(WORK TO COMPLETE): Copy out all lines in the data below containing the string "audiophile".

(MATERIALS PROVIDED):
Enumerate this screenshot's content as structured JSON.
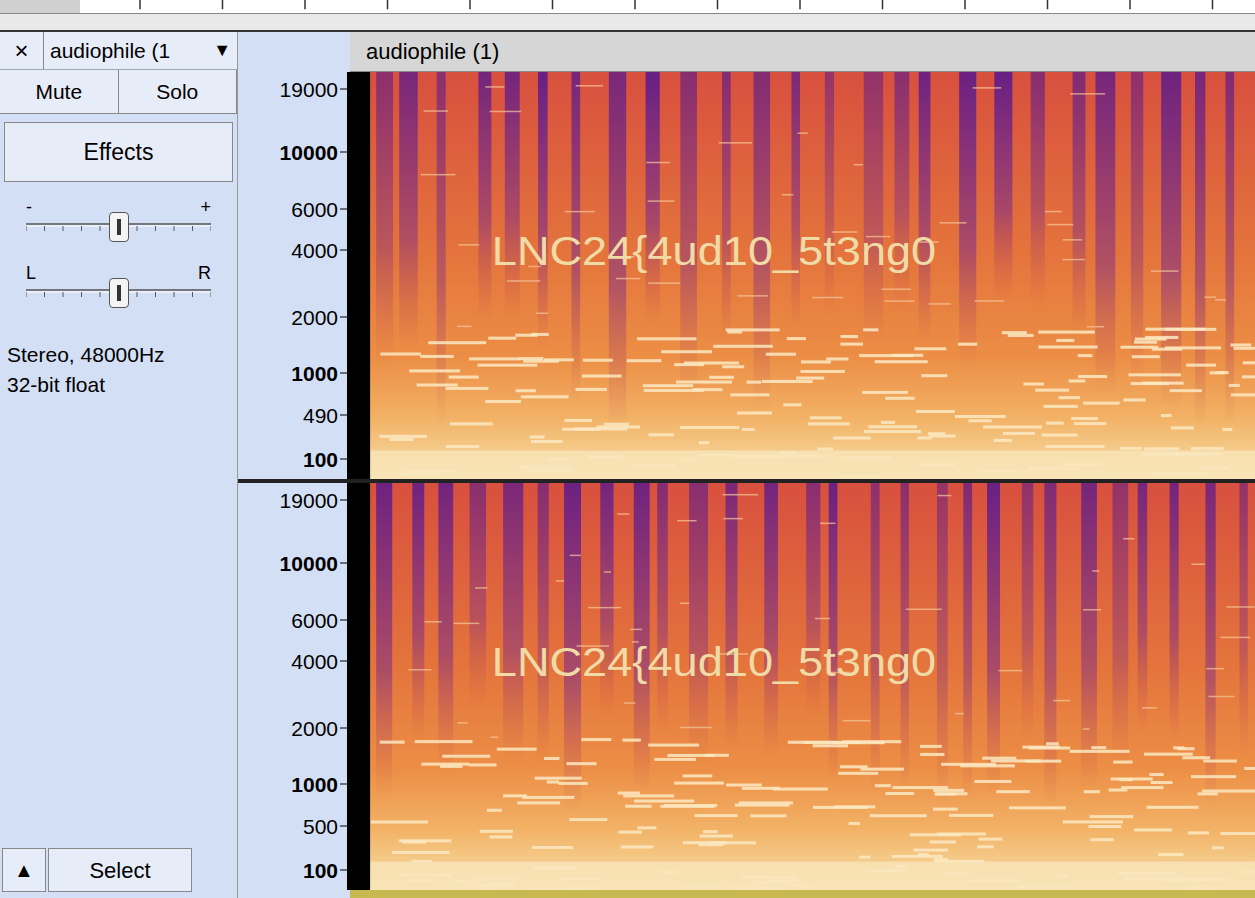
{
  "track": {
    "close_icon": "×",
    "name": "audiophile (1",
    "dropdown_icon": "▼",
    "title": "audiophile (1)",
    "buttons": [
      {
        "label": "Mute",
        "selected": false
      },
      {
        "label": "Solo",
        "selected": false
      }
    ],
    "effects_button": "Effects",
    "gain": {
      "min_label": "-",
      "max_label": "+",
      "level": 0.5
    },
    "pan": {
      "left_label": "L",
      "right_label": "R",
      "level": 0.5
    },
    "info": [
      "Stereo, 48000Hz",
      "32-bit float"
    ],
    "collapse_icon": "▲",
    "select_button": "Select"
  },
  "channels": [
    {
      "scale": [
        {
          "label": "19000",
          "bold": false
        },
        {
          "label": "10000",
          "bold": true
        },
        {
          "label": "6000",
          "bold": false
        },
        {
          "label": "4000",
          "bold": false
        },
        {
          "label": "2000",
          "bold": false
        },
        {
          "label": "1000",
          "bold": true
        },
        {
          "label": "490",
          "bold": false
        },
        {
          "label": "100",
          "bold": true
        }
      ],
      "overlay_text": "LNC24{4ud10_5t3ng0"
    },
    {
      "scale": [
        {
          "label": "19000",
          "bold": false
        },
        {
          "label": "10000",
          "bold": true
        },
        {
          "label": "6000",
          "bold": false
        },
        {
          "label": "4000",
          "bold": false
        },
        {
          "label": "2000",
          "bold": false
        },
        {
          "label": "1000",
          "bold": true
        },
        {
          "label": "500",
          "bold": false
        },
        {
          "label": "100",
          "bold": true
        }
      ],
      "overlay_text": "LNC24{4ud10_5t3ng0"
    }
  ]
}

(OUTPUT OF THE EXERCISE):
    "name": "audiophile (1",
    "title": "audiophile (1)",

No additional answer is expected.